Data to examine: Begin

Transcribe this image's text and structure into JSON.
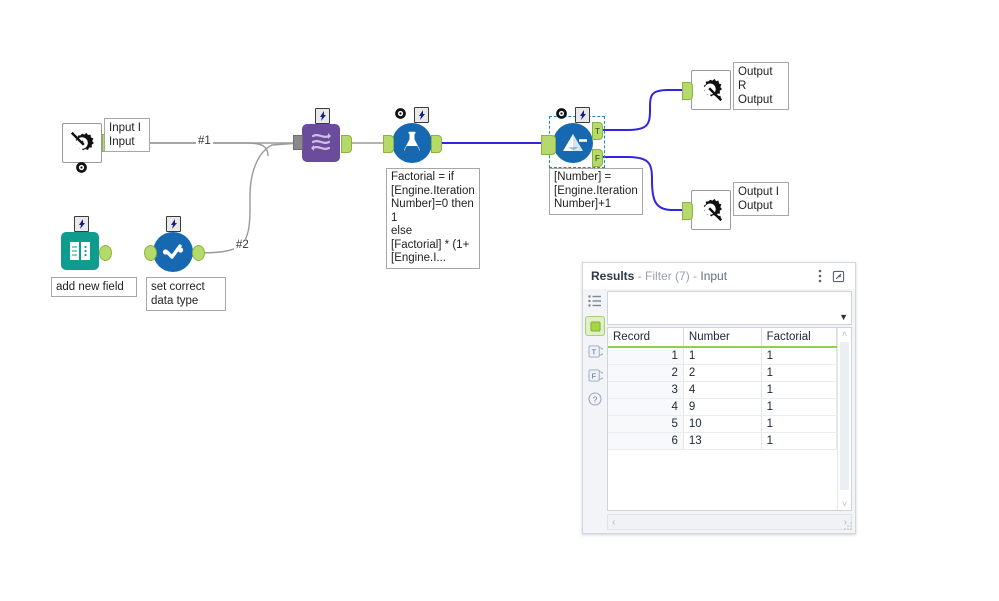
{
  "canvas": {
    "tools": [
      {
        "id": "macro-input",
        "name": "Macro Input",
        "icon": "gear-arrow-in-icon",
        "annotation": "Input\nI Input",
        "badge": "config-gear"
      },
      {
        "id": "text-input",
        "name": "Text Input",
        "icon": "book-icon",
        "annotation": "add new field",
        "badge": "lightning"
      },
      {
        "id": "select",
        "name": "Select",
        "icon": "check-circle-icon",
        "annotation": "set correct data type",
        "badge": "lightning"
      },
      {
        "id": "iterative-macro",
        "name": "Iterative Macro",
        "icon": "loop-arrows-icon",
        "annotation": "",
        "badge": "lightning"
      },
      {
        "id": "formula",
        "name": "Formula",
        "icon": "flask-icon",
        "annotation": "Factorial = if\n[Engine.Iteration\nNumber]=0 then\n1\nelse\n[Factorial] * (1+\n[Engine.I...",
        "badge": "lightning-gear"
      },
      {
        "id": "filter",
        "name": "Filter",
        "icon": "funnel-icon",
        "annotation": "[Number] =\n[Engine.Iteration\nNumber]+1",
        "badge": "lightning-gear"
      },
      {
        "id": "macro-output-r",
        "name": "Macro Output R",
        "icon": "gear-arrow-out-icon",
        "annotation": "Output\nR Output",
        "badge": ""
      },
      {
        "id": "macro-output-i",
        "name": "Macro Output I",
        "icon": "gear-arrow-out-icon",
        "annotation": "Output\nI Output",
        "badge": ""
      }
    ],
    "connection_labels": {
      "one": "#1",
      "two": "#2"
    },
    "filter_outputs": {
      "true": "T",
      "false": "F"
    },
    "colors": {
      "anchor": "#b5d96b",
      "macro_purple": "#6b4b9c",
      "select_blue": "#1669b0",
      "text_input_teal": "#0f9b8e",
      "wire_selected": "#3224e0",
      "wire_default": "#9a9a9a",
      "grid_accent": "#8dd14f"
    }
  },
  "results": {
    "title": "Results",
    "subtitle_tool": "- Filter (7) -",
    "subtitle_anchor": "Input",
    "header_icons": {
      "menu": "kebab-menu-icon",
      "popout": "pop-out-icon"
    },
    "rail_icons": [
      "list-icon",
      "input-anchor-icon",
      "t-anchor-icon",
      "f-anchor-icon",
      "help-icon"
    ],
    "columns": [
      "Record",
      "Number",
      "Factorial"
    ],
    "rows": [
      {
        "record": "1",
        "number": "1",
        "factorial": "1"
      },
      {
        "record": "2",
        "number": "2",
        "factorial": "1"
      },
      {
        "record": "3",
        "number": "4",
        "factorial": "1"
      },
      {
        "record": "4",
        "number": "9",
        "factorial": "1"
      },
      {
        "record": "5",
        "number": "10",
        "factorial": "1"
      },
      {
        "record": "6",
        "number": "13",
        "factorial": "1"
      }
    ],
    "scroll": {
      "left_arrow": "‹",
      "right_arrow": "›",
      "up_arrow": "˄",
      "down_arrow": "˅"
    }
  }
}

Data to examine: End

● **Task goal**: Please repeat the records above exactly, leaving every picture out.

● **Answer space**:
Transcribe this image's text and structure into JSON.
{
  "canvas": {
    "tools": [
      {
        "id": "macro-input",
        "name": "Macro Input",
        "icon": "gear-arrow-in-icon",
        "annotation": "Input\nI Input",
        "badge": "config-gear"
      },
      {
        "id": "text-input",
        "name": "Text Input",
        "icon": "book-icon",
        "annotation": "add new field",
        "badge": "lightning"
      },
      {
        "id": "select",
        "name": "Select",
        "icon": "check-circle-icon",
        "annotation": "set correct data type",
        "badge": "lightning"
      },
      {
        "id": "iterative-macro",
        "name": "Iterative Macro",
        "icon": "loop-arrows-icon",
        "annotation": "",
        "badge": "lightning"
      },
      {
        "id": "formula",
        "name": "Formula",
        "icon": "flask-icon",
        "annotation": "Factorial = if\n[Engine.Iteration\nNumber]=0 then\n1\nelse\n[Factorial] * (1+\n[Engine.I...",
        "badge": "lightning-gear"
      },
      {
        "id": "filter",
        "name": "Filter",
        "icon": "funnel-icon",
        "annotation": "[Number] =\n[Engine.Iteration\nNumber]+1",
        "badge": "lightning-gear"
      },
      {
        "id": "macro-output-r",
        "name": "Macro Output R",
        "icon": "gear-arrow-out-icon",
        "annotation": "Output\nR Output",
        "badge": ""
      },
      {
        "id": "macro-output-i",
        "name": "Macro Output I",
        "icon": "gear-arrow-out-icon",
        "annotation": "Output\nI Output",
        "badge": ""
      }
    ],
    "connection_labels": {
      "one": "#1",
      "two": "#2"
    },
    "filter_outputs": {
      "true": "T",
      "false": "F"
    },
    "colors": {
      "anchor": "#b5d96b",
      "macro_purple": "#6b4b9c",
      "select_blue": "#1669b0",
      "text_input_teal": "#0f9b8e",
      "wire_selected": "#3224e0",
      "wire_default": "#9a9a9a",
      "grid_accent": "#8dd14f"
    }
  },
  "results": {
    "title": "Results",
    "subtitle_tool": "- Filter (7) -",
    "subtitle_anchor": "Input",
    "header_icons": {
      "menu": "kebab-menu-icon",
      "popout": "pop-out-icon"
    },
    "rail_icons": [
      "list-icon",
      "input-anchor-icon",
      "t-anchor-icon",
      "f-anchor-icon",
      "help-icon"
    ],
    "columns": [
      "Record",
      "Number",
      "Factorial"
    ],
    "rows": [
      {
        "record": "1",
        "number": "1",
        "factorial": "1"
      },
      {
        "record": "2",
        "number": "2",
        "factorial": "1"
      },
      {
        "record": "3",
        "number": "4",
        "factorial": "1"
      },
      {
        "record": "4",
        "number": "9",
        "factorial": "1"
      },
      {
        "record": "5",
        "number": "10",
        "factorial": "1"
      },
      {
        "record": "6",
        "number": "13",
        "factorial": "1"
      }
    ],
    "scroll": {
      "left_arrow": "‹",
      "right_arrow": "›",
      "up_arrow": "˄",
      "down_arrow": "˅"
    }
  }
}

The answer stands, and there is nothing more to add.